How can I forget the most heinous massacre in modern history, with a thousand dead in a matter of hours at the hands of their fellow countrymen? How can I forget the great deception that they promoted and which they called the “safe passage”, which was like a net with which they caught unarmed protesters to kill them? How can I forget their brutal removal of the medical equipment installed for the injured who were trying to receive first aid in the field hospital, and how can I forget how they burned the corpses of the martyrs in the field hospital? How can I forget that they burned the mosque?
How can I forget the bulldozers that carried the corpses of innocent people to throw them in the garbage? How can I forget the screams of children and the terror and panic that befell them from the bullets and flying flames? How can I forget the elderly mother who embraced her son crying and said, “They killed you, but they do not know that you are my supporter after the death of your father”? How can I forget the young boy who stood over his mother’s body and begged her to wake up? How can I forget all of these tragedies and many more? Time has stopped for me at this black day in the history of Egypt, which has never witnessed a massacre like it in its modern history. It is truly the massacre of the century!
The perpetrators of the massacre of the century that took place on 14 August 2013, (those who planned and executed it), are still alive, enjoying luxury and a rich life. They have not been brought to justice, even though the massacre was in full view of the whole world and the perpetrators were witnessed committing their crime and are known to the world.
Although ten years have passed since the massacre of Rabaa and Al-Nahda, many of its secrets are still a mystery.
We heard a lot of talk, immediately after the massacre, about lawsuits that will be filed in international courts against the perpetrators of the massacre, especially since Human Rights Watch (HRW) had identified the names of the perpetrators, and the Muslim Brotherhood appointed a major legal office in Britain to file the lawsuit, but it was said that it was refused in form, then it was said that they would file the lawsuit in another country. However, we didn’t hear anything about it afterwards, and we fear that it could be forgotten, especially since the state wants to obliterate all traces of it.

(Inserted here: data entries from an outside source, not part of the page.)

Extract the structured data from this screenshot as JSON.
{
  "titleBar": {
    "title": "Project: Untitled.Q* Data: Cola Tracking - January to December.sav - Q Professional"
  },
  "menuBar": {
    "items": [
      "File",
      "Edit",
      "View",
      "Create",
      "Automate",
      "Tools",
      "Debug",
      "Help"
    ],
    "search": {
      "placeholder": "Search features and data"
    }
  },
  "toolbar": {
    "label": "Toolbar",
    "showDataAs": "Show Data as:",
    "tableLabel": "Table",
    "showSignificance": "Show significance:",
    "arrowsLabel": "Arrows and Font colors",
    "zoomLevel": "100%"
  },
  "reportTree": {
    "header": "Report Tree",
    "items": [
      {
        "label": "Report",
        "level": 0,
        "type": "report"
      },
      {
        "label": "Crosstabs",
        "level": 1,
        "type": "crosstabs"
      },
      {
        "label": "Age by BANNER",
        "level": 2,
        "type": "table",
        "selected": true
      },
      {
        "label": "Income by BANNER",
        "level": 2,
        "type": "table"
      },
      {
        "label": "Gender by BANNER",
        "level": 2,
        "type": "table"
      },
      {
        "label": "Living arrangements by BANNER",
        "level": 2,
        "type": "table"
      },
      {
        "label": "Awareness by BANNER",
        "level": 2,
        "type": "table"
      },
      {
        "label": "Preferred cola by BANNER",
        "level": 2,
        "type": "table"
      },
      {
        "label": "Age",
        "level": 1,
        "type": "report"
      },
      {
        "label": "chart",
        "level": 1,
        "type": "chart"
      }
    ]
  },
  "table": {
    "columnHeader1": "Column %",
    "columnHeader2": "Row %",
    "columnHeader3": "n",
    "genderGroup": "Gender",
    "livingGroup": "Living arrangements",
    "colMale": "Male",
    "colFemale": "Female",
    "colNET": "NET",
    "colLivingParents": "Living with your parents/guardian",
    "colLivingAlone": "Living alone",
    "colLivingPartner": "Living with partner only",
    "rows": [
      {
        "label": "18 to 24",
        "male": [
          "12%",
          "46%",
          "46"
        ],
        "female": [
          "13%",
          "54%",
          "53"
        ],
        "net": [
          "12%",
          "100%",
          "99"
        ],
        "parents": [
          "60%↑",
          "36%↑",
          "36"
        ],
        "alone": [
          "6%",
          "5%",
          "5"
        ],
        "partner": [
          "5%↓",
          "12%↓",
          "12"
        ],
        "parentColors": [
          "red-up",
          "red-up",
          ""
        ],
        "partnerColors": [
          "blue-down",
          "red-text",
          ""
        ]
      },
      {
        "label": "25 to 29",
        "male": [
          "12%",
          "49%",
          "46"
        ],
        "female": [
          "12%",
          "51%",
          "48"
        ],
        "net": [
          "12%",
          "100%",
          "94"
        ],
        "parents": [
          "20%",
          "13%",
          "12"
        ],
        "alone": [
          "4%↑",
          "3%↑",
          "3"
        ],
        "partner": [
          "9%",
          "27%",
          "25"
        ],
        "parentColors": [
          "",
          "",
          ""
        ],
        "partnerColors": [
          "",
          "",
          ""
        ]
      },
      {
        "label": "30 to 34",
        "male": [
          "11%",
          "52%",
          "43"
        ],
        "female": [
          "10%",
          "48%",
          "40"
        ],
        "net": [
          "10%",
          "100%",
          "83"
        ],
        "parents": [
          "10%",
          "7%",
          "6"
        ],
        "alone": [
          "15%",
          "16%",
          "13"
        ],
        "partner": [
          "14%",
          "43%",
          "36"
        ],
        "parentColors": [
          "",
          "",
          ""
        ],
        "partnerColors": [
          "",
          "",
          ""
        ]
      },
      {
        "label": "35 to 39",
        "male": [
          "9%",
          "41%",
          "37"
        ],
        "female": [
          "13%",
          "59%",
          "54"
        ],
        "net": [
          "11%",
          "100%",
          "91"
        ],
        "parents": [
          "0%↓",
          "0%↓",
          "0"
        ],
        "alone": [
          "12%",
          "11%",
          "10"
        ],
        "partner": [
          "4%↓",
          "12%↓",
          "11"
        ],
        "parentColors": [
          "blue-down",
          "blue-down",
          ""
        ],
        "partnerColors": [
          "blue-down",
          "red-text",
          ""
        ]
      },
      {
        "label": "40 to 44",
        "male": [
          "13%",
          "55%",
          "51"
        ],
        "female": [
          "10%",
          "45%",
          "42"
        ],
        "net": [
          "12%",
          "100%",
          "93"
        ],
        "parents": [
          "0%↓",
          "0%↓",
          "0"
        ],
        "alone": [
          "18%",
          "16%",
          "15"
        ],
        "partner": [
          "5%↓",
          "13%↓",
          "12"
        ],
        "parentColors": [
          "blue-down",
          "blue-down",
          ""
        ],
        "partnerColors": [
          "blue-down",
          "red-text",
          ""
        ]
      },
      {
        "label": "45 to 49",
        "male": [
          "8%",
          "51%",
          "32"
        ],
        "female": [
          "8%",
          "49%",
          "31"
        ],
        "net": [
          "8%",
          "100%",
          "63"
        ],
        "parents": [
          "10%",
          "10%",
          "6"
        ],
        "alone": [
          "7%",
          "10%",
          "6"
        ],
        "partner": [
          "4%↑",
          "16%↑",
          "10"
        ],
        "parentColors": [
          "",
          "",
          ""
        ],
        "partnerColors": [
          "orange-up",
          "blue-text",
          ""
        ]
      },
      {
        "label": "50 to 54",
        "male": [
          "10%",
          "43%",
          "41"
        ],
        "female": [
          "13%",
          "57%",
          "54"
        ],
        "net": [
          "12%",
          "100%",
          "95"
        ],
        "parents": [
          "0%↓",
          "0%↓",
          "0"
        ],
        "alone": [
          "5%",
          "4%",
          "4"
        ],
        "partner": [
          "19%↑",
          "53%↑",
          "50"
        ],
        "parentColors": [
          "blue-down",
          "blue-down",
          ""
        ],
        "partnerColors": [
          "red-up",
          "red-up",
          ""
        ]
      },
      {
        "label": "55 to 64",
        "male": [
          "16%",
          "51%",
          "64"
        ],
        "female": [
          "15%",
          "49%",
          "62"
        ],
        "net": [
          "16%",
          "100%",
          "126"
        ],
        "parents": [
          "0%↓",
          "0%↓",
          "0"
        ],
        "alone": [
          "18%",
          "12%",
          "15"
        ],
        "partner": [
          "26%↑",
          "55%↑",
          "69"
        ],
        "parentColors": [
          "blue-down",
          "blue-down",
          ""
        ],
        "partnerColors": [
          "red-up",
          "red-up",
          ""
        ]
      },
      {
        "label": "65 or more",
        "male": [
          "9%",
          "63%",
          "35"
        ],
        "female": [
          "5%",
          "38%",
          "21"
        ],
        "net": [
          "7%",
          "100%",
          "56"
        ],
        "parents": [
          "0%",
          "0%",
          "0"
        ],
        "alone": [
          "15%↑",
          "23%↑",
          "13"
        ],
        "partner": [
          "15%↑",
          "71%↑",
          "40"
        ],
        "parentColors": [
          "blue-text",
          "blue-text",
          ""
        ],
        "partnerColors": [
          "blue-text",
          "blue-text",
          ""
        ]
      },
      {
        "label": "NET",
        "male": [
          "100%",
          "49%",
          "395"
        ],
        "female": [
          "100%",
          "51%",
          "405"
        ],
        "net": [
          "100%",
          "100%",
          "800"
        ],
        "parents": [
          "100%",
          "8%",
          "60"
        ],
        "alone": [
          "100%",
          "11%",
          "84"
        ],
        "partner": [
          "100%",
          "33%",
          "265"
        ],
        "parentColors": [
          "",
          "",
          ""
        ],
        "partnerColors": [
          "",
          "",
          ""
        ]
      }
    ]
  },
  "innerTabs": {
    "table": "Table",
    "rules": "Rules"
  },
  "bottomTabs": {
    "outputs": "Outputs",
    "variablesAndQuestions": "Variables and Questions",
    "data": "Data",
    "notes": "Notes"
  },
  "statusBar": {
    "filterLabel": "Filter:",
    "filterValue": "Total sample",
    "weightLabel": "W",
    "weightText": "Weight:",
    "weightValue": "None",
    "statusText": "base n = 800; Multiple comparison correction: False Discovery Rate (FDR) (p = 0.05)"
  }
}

Egypt’s parliament recently issued a law providing officers with immunity from legal proceedings, this is nothing more than fear of legal accountability in the future, especially since these crimes do not have a statute of limitation. The first paragraph of Article VII of the Rome Statute classifies what happened as a crime against humanity, and Article XV of the same agreement obliges the Prosecutor of the International Criminal Court to directly investigate such crimes, but unfortunately, the ICC has rejected the request submitted by a number of lawyers to look into the massacre because the request was not submitted on behalf of the Egyptian state and because Egypt is not a party to the Rome Statute, which includes the jurisdiction of the ICC. It is ironic that it was the late President Mohamed Morsi who would not sign the Rome Statute.
Everything that happened in the Rabaa massacre must be documented, in sound and video, along with the testimonies of the witnesses who survived it and must be kept in an international archive that the entire world can access so that the memory remains alive in the hearts and consciences of people and to keep it from being forgotten. It would be even better if 14 August could be marked as the International Day for the Victims of Peaceful Protests.
Rabaa remains a pain in our hearts and a deep wound in our souls that is still bleeding because the perpetrators have not yet been punished.
Rabaa was the last cry of the resistance against the regional project to kill the Arab Spring revolutions, which they silenced with their deadly bullets to destroy the dreams of the Arab peoples for freedom, dignity and justice. They want to take them back to their former lives of slavery, oppression, humiliation and poverty!
The views expressed in this article belong to the author and do not necessarily reflect the editorial policy of Middle East Monitor.